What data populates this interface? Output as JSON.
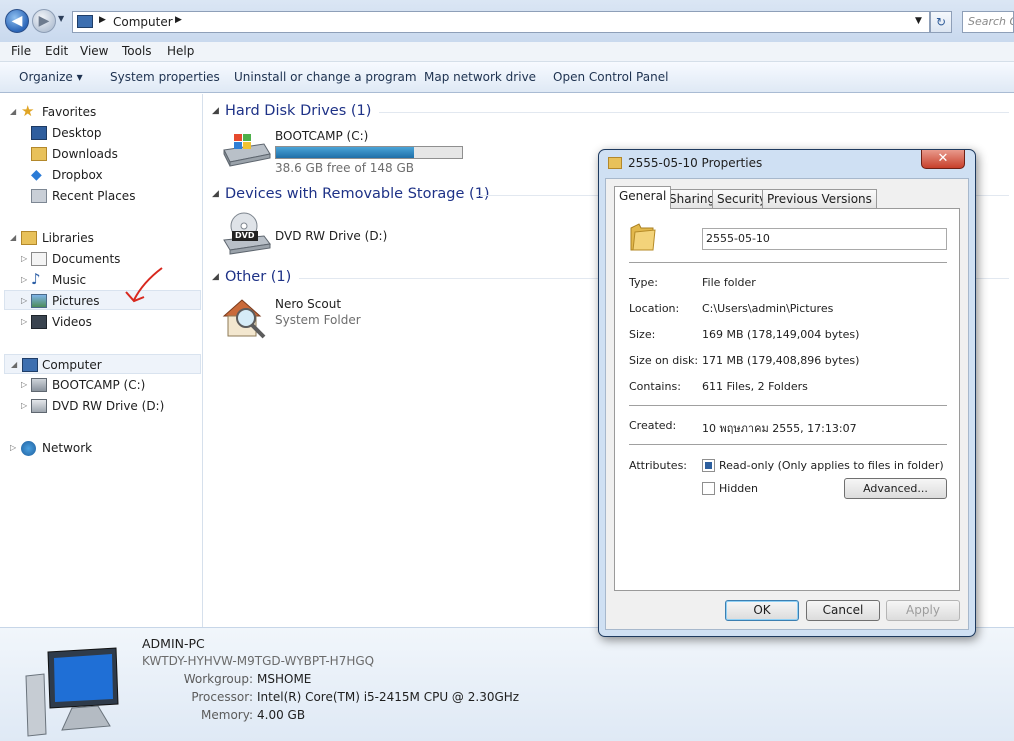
{
  "address": {
    "back_label": "◀",
    "fwd_label": "▶",
    "path": "Computer",
    "search_placeholder": "Search Computer",
    "refresh_label": "↻"
  },
  "menu": [
    "File",
    "Edit",
    "View",
    "Tools",
    "Help"
  ],
  "commands": {
    "organize": "Organize ▾",
    "system_properties": "System properties",
    "uninstall": "Uninstall or change a program",
    "map_drive": "Map network drive",
    "control_panel": "Open Control Panel"
  },
  "nav": {
    "favorites": "Favorites",
    "desktop": "Desktop",
    "downloads": "Downloads",
    "dropbox": "Dropbox",
    "recent": "Recent Places",
    "libraries": "Libraries",
    "documents": "Documents",
    "music": "Music",
    "pictures": "Pictures",
    "videos": "Videos",
    "computer": "Computer",
    "bootcamp": "BOOTCAMP (C:)",
    "dvd": "DVD RW Drive (D:)",
    "network": "Network"
  },
  "content": {
    "hdd_group": "Hard Disk Drives (1)",
    "hdd_name": "BOOTCAMP (C:)",
    "hdd_free": "38.6 GB free of 148 GB",
    "hdd_used_fraction": 0.74,
    "removable_group": "Devices with Removable Storage (1)",
    "dvd_name": "DVD RW Drive (D:)",
    "dvd_badge": "DVD",
    "other_group": "Other (1)",
    "nero_name": "Nero Scout",
    "nero_type": "System Folder"
  },
  "details": {
    "pc_name": "ADMIN-PC",
    "product_key": "KWTDY-HYHVW-M9TGD-WYBPT-H7HGQ",
    "workgroup_label": "Workgroup:",
    "workgroup": "MSHOME",
    "processor_label": "Processor:",
    "processor": "Intel(R) Core(TM) i5-2415M CPU @ 2.30GHz",
    "memory_label": "Memory:",
    "memory": "4.00 GB"
  },
  "dialog": {
    "title": "2555-05-10 Properties",
    "close_label": "✕",
    "tabs": [
      "General",
      "Sharing",
      "Security",
      "Previous Versions"
    ],
    "name_value": "2555-05-10",
    "rows": {
      "type_k": "Type:",
      "type_v": "File folder",
      "location_k": "Location:",
      "location_v": "C:\\Users\\admin\\Pictures",
      "size_k": "Size:",
      "size_v": "169 MB (178,149,004 bytes)",
      "disk_k": "Size on disk:",
      "disk_v": "171 MB (179,408,896 bytes)",
      "contains_k": "Contains:",
      "contains_v": "611 Files, 2 Folders",
      "created_k": "Created:",
      "created_v": "10 พฤษภาคม 2555, 17:13:07",
      "attrs_k": "Attributes:",
      "readonly": "Read-only (Only applies to files in folder)",
      "hidden": "Hidden",
      "advanced": "Advanced..."
    },
    "buttons": {
      "ok": "OK",
      "cancel": "Cancel",
      "apply": "Apply"
    }
  }
}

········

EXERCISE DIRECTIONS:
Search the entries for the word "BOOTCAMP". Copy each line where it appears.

SOLUTION TO THIS PROBLEM:
    "bootcamp": "BOOTCAMP (C:)",
    "hdd_name": "BOOTCAMP (C:)",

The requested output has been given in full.